    Talent Management systems don’t really work to “manage” these individuals per se, rather they are more tracking systems.This is where human intervention is required, not just from the Talent Managers but from those within the organization that can identify these individuals as talents (and not troublemakers) and ensure that they are handled in a way that benefits both individuals and the organization as a whole. Trust me, the novice manager will identify these type of individuals as troublemakers when they do not fit within the typical mold. And the last thing a talent wants is to be considered *less* than what they are (or what they feel they are). In your typical organization there is very little room for talents, hence why anyone showing a good level of performance are considered talents – thus eroding the meaning of the word.

    Best regards,

    Luke

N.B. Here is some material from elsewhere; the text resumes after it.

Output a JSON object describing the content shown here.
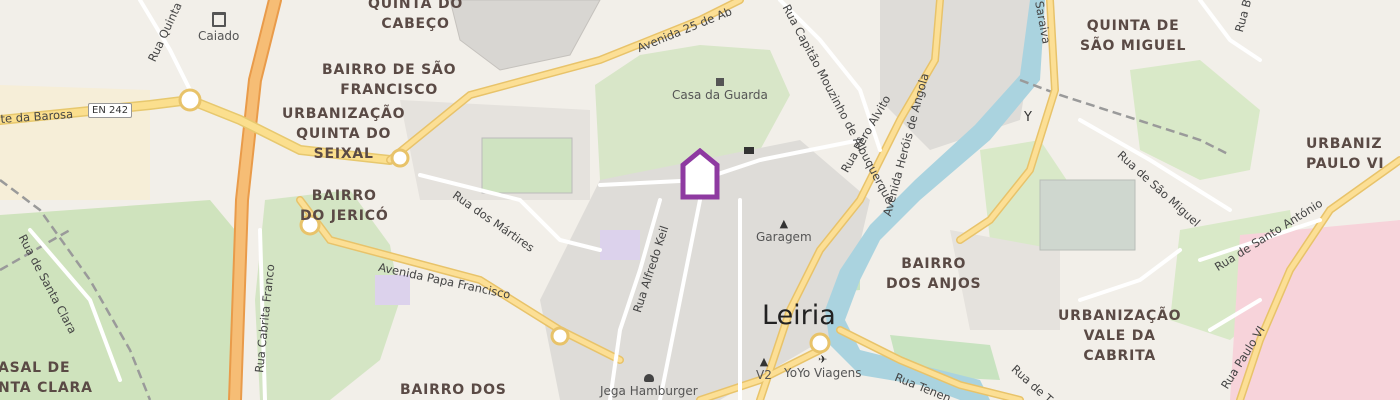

  6. This notion that “talent” is somehow exceptional is rubbish. Once you reach a certain level of competence, it is the rule, not the exception. Having said that, your description of how to motivate people seems reasonable. I definitely perform better when I have faith in the mission, am excited by what I do, and can generate the requisite enthusiasm needed to concentrate deeply enough to be effective.

  7. Pingback: Inspired by true believe | It's always personal and not only business

  8. Very great products have been created by small group of talented people. Always it’s better to keep the team with low headccount ensuring optimum contribution.

  9. Very interesting read! I truly enjoyed it! How do you define “talent”? And how do you nurture talent in a big organization? Also, in big companies, I hear the mantra “everyone is a talent”, and managers saying “well, I cannot give you a promotion this year, but I’m pleased to inform you that you’re a member of the top talent community”….and guess what, after a few years in a row all your team members are top-talents!? This is a total dilution of “talent”. How do you expect mediocre people to deal with talent? In my view, this is impossible….but unfortunate reality.

Leave a Reply

Fill in your details below or click an icon to log in:

WordPress.com Logo

You are commenting using your WordPress.com account. Log Out / Change )

Twitter picture

You are commenting using your Twitter account. Log Out / Change )

Facebook photo

You are commenting using your Facebook account. Log Out / Change )

Google+ photo

You are commenting using your Google+ account. Log Out / Change )

Connecting to %s